What has this to do with the American Scientist Open Access Forum? Well the policy of the ALP is that the plans for the Research Quality Framework (the RQF - our research assessment exercise) will be immediately scrapped, and it will be replaced by a cheaper and metrics-based assessment, presumably a year or two later.

At first sight this is a setback for open access in Australia, because institutional repositories are not essential for a metrics-based research assessment. They just help improve the metrics. However, the situation may be turned to advantage, and there are several major pluses.

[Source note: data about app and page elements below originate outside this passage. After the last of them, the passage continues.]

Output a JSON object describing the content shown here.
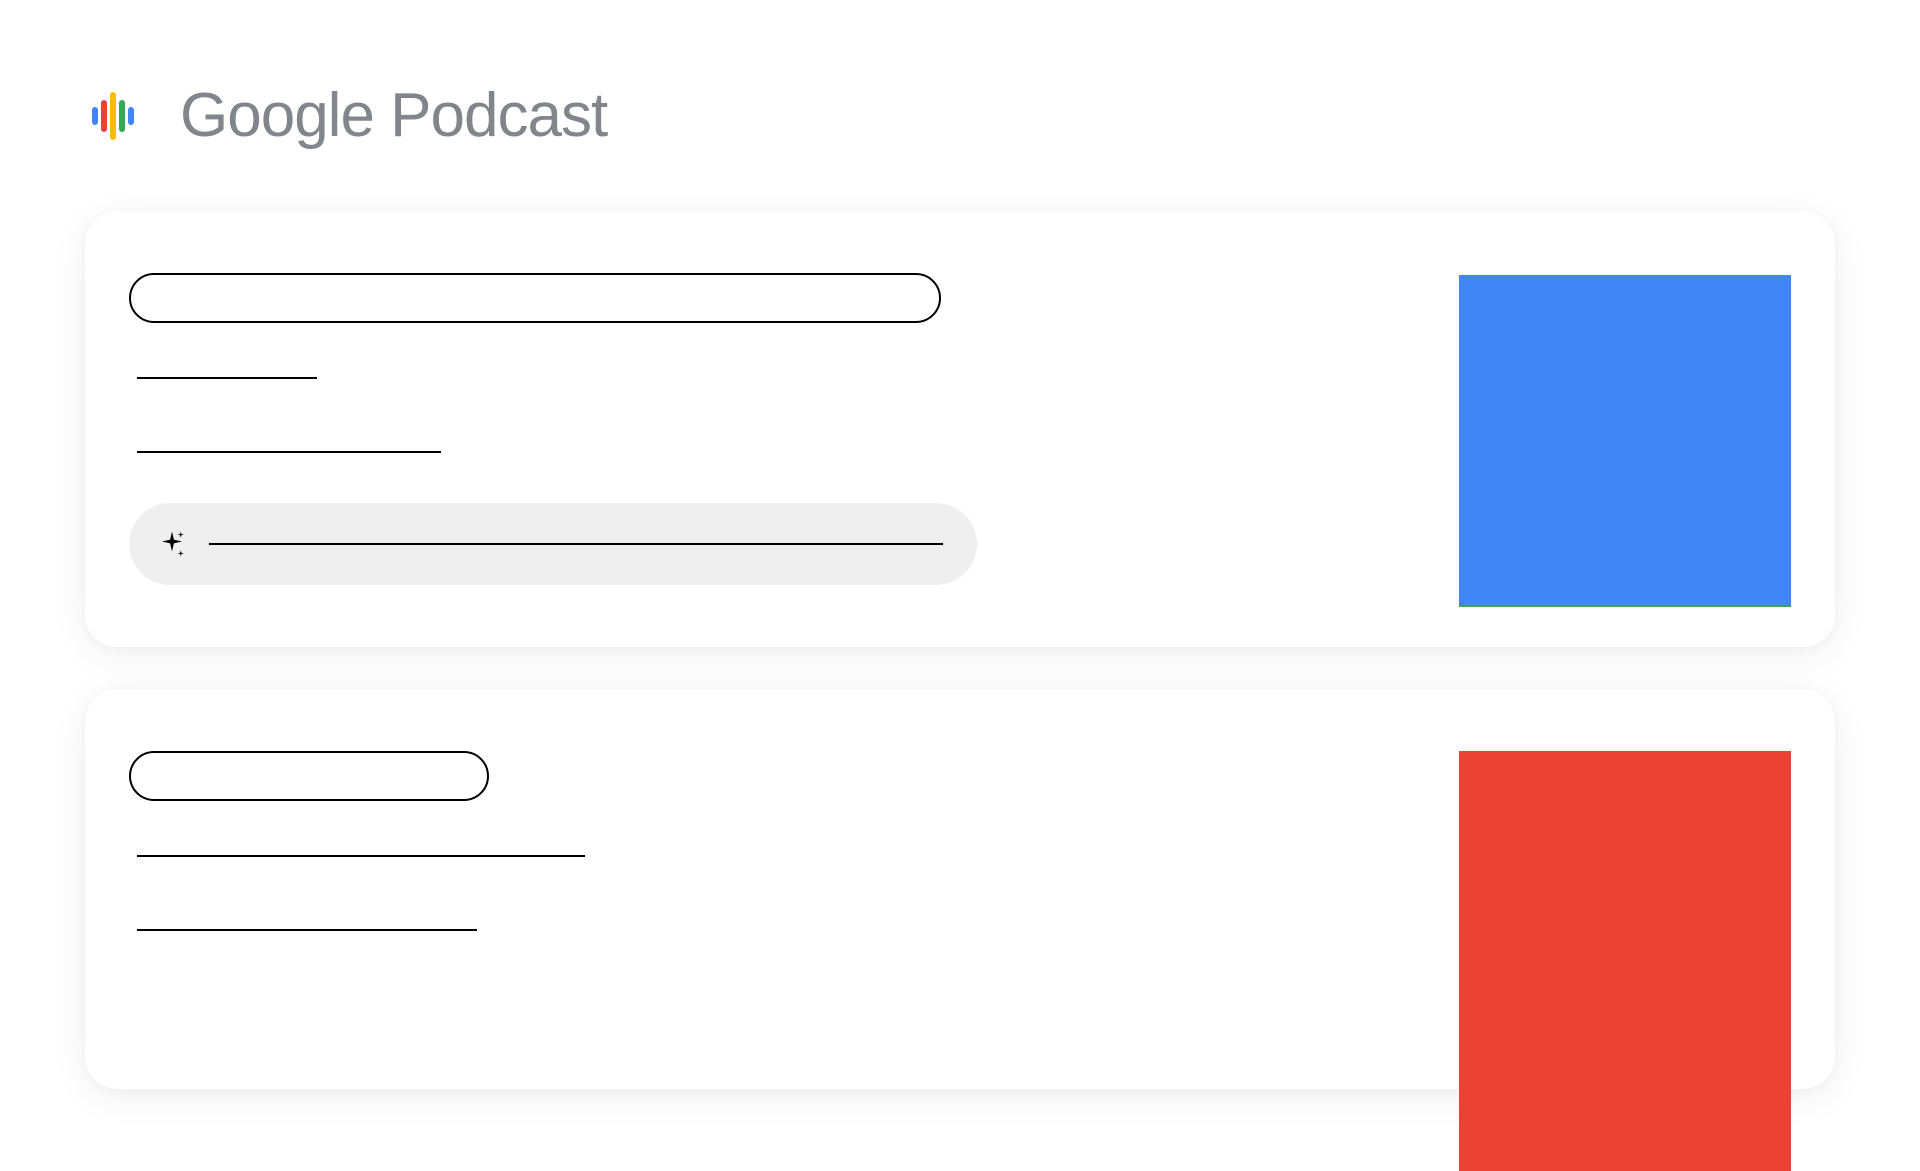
{
  "header": {
    "app_title": "Google Podcast"
  },
  "cards": [
    {
      "thumbnail_color": "#4285F4",
      "has_ai_summary": true
    },
    {
      "thumbnail_color": "#EA4335",
      "has_ai_summary": false
    }
  ]
}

(1) Previous RQF grants should have ensured that every university in Australia now has a repository. Just mostly empty, or mostly dark, or both.

(2) The advisers in the Department of Education, Science & Technology (DEST) haven’t changed. The Accessibility Framework (ie open access) is still in place as a goal....

(4) If the Rudd government is serious about efficiency in higher education, they could simply instruct DEST to require universities to put all their currently reported publications in a repository (ID/OA policy), from which the annual reports would be automatically derived. In addition all the desired publication metrics would also be derived, at any time. The Accessibility Framework would be achieved....

Any university that fails to immediately implement an ID/OA mandate (Immediate Deposit, Open Access when possible) in its institutional repository is simply deciding to opt out of research competition, or mistakenly thinks that it knows better. Although I suppose there is still the weak excuse that it is all too hard to understand or think about....